Kamei also stressed to reporters that any groups wanting to push the three key political issues--nuclear phase-out, opposition to immediate tax increases and the Trans-Pacific Partnership--must gather strength as soon as possible to attract more voter support and compete against groups who cannot clearly articulate such straightforward positions.

As various "new" parties mushroom into "third forces", local media and some political analysts have begun to point out that the popularity of Nippon Ishin no Kai (Japan Restoration Party), which merged with the Sunrise Party headed by former Tokyo Governor Shintaro Ishihara earlier in November, could further drop. This would bring it far short of creating a "third force" in Japanese politics, especially after combining the two parties.

Although Nippon Ishin no Kai had once set the goal of abolishing nuclear power generation by the 2030s, it withdrew the language from its campaign platform to obtain final approval from Ishihara. Some leaders of the Osaka-based political party are apparently irritated with the "unanticipated" moves surrounding Kada and other small parties.

Among them is Osaka Mayor Toru Hashimoto, who is now serving as acting chief of Nippon Ishin no Kai. "An anti-nuclear group is very dangerous in some ways," said the mayor when answered questions by reporters on Wednesday, adding that voters have already forgotten about Nippon Ishin no Kai due to its vague stance on nuclear power policy following the merger.

However, the party's Secretary General and Governor of Osaka, Ichiro Matsui, denied this. But after media reported that Nippon Ishin no Kai could no longer field 241 candidates, the minimum number to secure a majority in the Diet, and is now expected to only gain approval for little more than 150, Matsui admitted they had fallen short of their initial target because they could not prepare for the soon-to-be-held election quickly enough.

Commenting on the latest political climate, Yoshiaki Yasuda, a local political expert, said to Xinhua that Kada's new party, Nippon Mirai no To, will clearly gain momentum to compete with Ishihara and Hashimoto's party, Nippon Ishin no Kai. This is because Kada started working with veteran politicians who know the major parties' weakness is that they cannot gain support from the many uncommitted voters. These voters typically want their society, which faces a long period of stagnation and a rapidly aging population, to be moderate and "citizen"-oriented. They do not want politicians who still dream of making Japan an economic powerhouse again.

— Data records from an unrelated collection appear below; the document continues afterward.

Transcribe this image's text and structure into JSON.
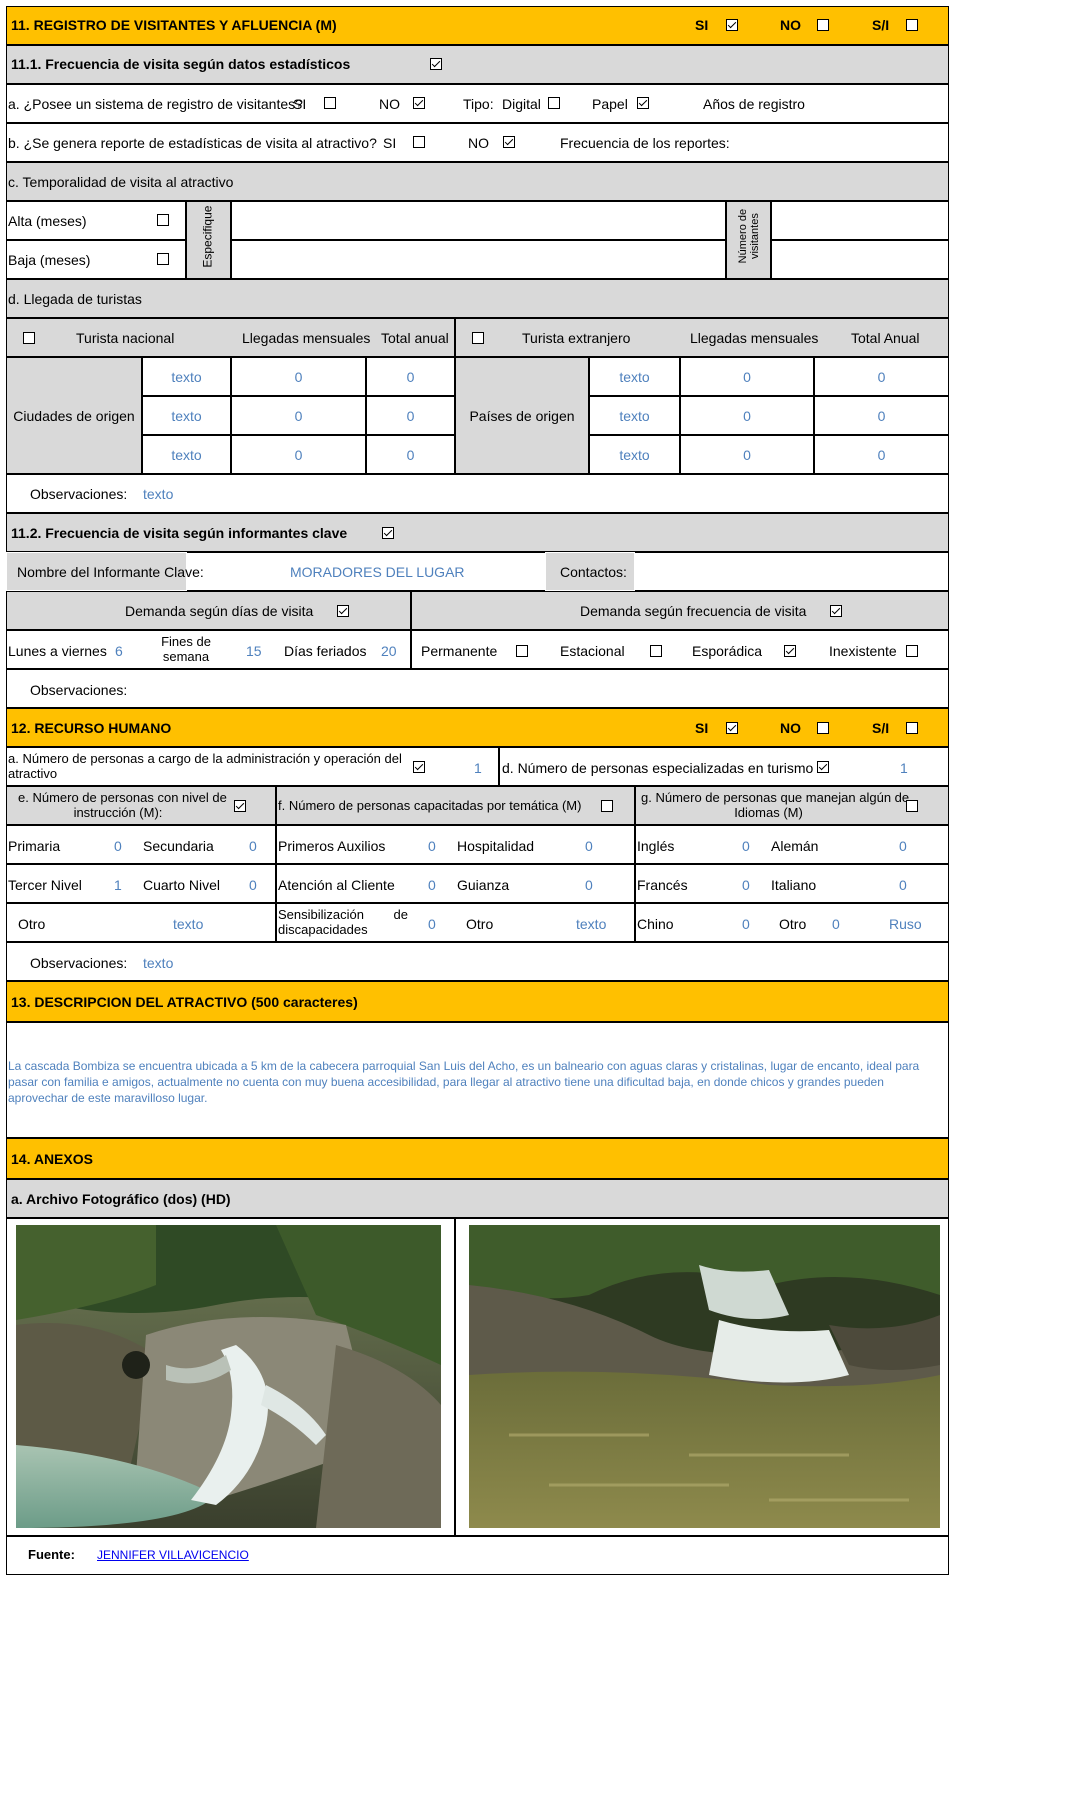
{
  "s11": {
    "title": "11. REGISTRO DE VISITANTES Y AFLUENCIA (M)",
    "si": "SI",
    "no": "NO",
    "sn": "S/I",
    "s111": "11.1. Frecuencia de visita según datos estadísticos",
    "a_q": "a. ¿Posee un sistema de registro de visitantes?",
    "tipo": "Tipo:",
    "digital": "Digital",
    "papel": "Papel",
    "anios": "Años de registro",
    "b_q": "b. ¿Se genera reporte de estadísticas de visita al atractivo?",
    "frec_rep": "Frecuencia de los reportes:",
    "c_q": "c. Temporalidad de visita al atractivo",
    "alta": "Alta (meses)",
    "baja": "Baja (meses)",
    "especifique": "Especifique",
    "num_vis_1": "Número de",
    "num_vis_2": "visitantes",
    "d_q": "d. Llegada de turistas",
    "nacional": "Turista nacional",
    "extranjero": "Turista extranjero",
    "llegadas": "Llegadas mensuales",
    "total_anual": "Total anual",
    "total_anual2": "Total Anual",
    "ciudades": "Ciudades de origen",
    "paises": "Países de origen",
    "rows": [
      {
        "a": "texto",
        "b": "0",
        "c": "0",
        "d": "texto",
        "e": "0",
        "f": "0"
      },
      {
        "a": "texto",
        "b": "0",
        "c": "0",
        "d": "texto",
        "e": "0",
        "f": "0"
      },
      {
        "a": "texto",
        "b": "0",
        "c": "0",
        "d": "texto",
        "e": "0",
        "f": "0"
      }
    ],
    "obs_label": "Observaciones:",
    "obs_val": "texto",
    "s112": "11.2. Frecuencia de visita según informantes clave",
    "nombre_label": "Nombre del Informante Clave:",
    "nombre_val": "MORADORES DEL LUGAR",
    "contactos": "Contactos:",
    "dem_dias": "Demanda según  días de visita",
    "dem_frec": "Demanda según frecuencia de visita",
    "lunes": "Lunes a viernes",
    "lunes_val": "6",
    "fines_1": "Fines de",
    "fines_2": "semana",
    "fines_val": "15",
    "feriados": "Días feriados",
    "feriados_val": "20",
    "permanente": "Permanente",
    "estacional": "Estacional",
    "esporadica": "Esporádica",
    "inexistente": "Inexistente",
    "obs2_label": "Observaciones:"
  },
  "s12": {
    "title": "12. RECURSO HUMANO",
    "a_1": "a. Número de personas a cargo de la administración y operación del",
    "a_2": "atractivo",
    "a_val": "1",
    "d_q": "d. Número de personas especializadas en turismo",
    "d_val": "1",
    "e_1": "e. Número de personas con nivel de",
    "e_2": "instrucción (M):",
    "f_q": "f. Número de personas capacitadas por temática (M)",
    "g_1": "g. Número de personas que manejan algún de",
    "g_2": "Idiomas (M)",
    "primaria": "Primaria",
    "primaria_v": "0",
    "secundaria": "Secundaria",
    "secundaria_v": "0",
    "tercer": "Tercer Nivel",
    "tercer_v": "1",
    "cuarto": "Cuarto Nivel",
    "cuarto_v": "0",
    "otro": "Otro",
    "otro_v": "texto",
    "aux": "Primeros Auxilios",
    "aux_v": "0",
    "hosp": "Hospitalidad",
    "hosp_v": "0",
    "aten": "Atención al Cliente",
    "aten_v": "0",
    "guia": "Guianza",
    "guia_v": "0",
    "sens_1": "Sensibilización",
    "sens_de": "de",
    "sens_2": "discapacidades",
    "sens_v": "0",
    "otro2": "Otro",
    "otro2_v": "texto",
    "ingles": "Inglés",
    "ingles_v": "0",
    "aleman": "Alemán",
    "aleman_v": "0",
    "frances": "Francés",
    "frances_v": "0",
    "italiano": "Italiano",
    "italiano_v": "0",
    "chino": "Chino",
    "chino_v": "0",
    "otro3": "Otro",
    "otro3_v": "0",
    "ruso": "Ruso",
    "obs_label": "Observaciones:",
    "obs_val": "texto"
  },
  "s13": {
    "title": "13. DESCRIPCION DEL ATRACTIVO (500 caracteres)",
    "line1": "La cascada Bombiza se encuentra ubicada a 5 km de la cabecera parroquial San Luis del Acho, es un balneario con aguas claras y cristalinas,  lugar de encanto, ideal para",
    "line2": "pasar con familia e amigos, actualmente no cuenta con muy buena accesibilidad, para llegar al atractivo tiene una dificultad baja, en donde chicos y grandes pueden",
    "line3": "aprovechar de este maravilloso lugar."
  },
  "s14": {
    "title": "14. ANEXOS",
    "archivo": "a. Archivo Fotográfico (dos) (HD)",
    "fuente_label": "Fuente:",
    "fuente_val": "JENNIFER VILLAVICENCIO"
  },
  "colors": {
    "header": "#ffc000",
    "gray": "#d9d9d9",
    "blue_text": "#4f81bd"
  },
  "checkboxes": {
    "s11_si": true,
    "s11_no": false,
    "s11_sn": false,
    "s111": true,
    "a_si": false,
    "a_no": true,
    "digital": false,
    "papel": true,
    "b_si": false,
    "b_no": true,
    "alta": false,
    "baja": false,
    "nacional": false,
    "extranjero": false,
    "s112": true,
    "dem_dias": true,
    "dem_frec": true,
    "permanente": false,
    "estacional": false,
    "esporadica": true,
    "inexistente": false,
    "s12_si": true,
    "s12_no": false,
    "s12_sn": false,
    "a12": true,
    "d12": true,
    "e12": true,
    "f12": false,
    "g12": false
  }
}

"Whether a 'third force' that can challenge the ruling and the main opposition parties can be created depends on whether they can 'realistically' meet voters' demands by lending ideas from veteran politicians in the upcoming election. In that sense, Kada's party may assume the lead in Japanese politics, taking over the position which Nippon Ishin no Kai has enjoyed over the past months," Yasuda added.

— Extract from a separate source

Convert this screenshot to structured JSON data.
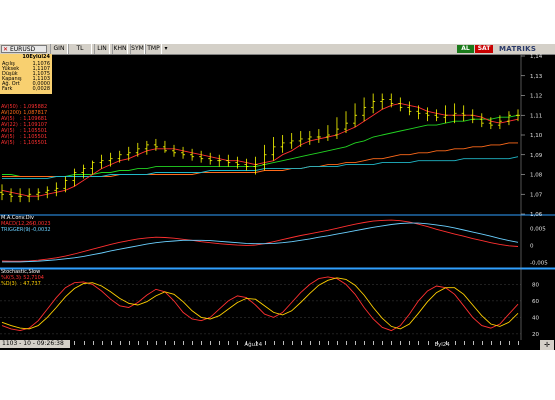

Editor: znz
分享
Related News
Home >> World            
Most Popular English Forum  
Top News  >>
Photos  >>
Video  >>
Top World News Latest News  
  Special Reports  >>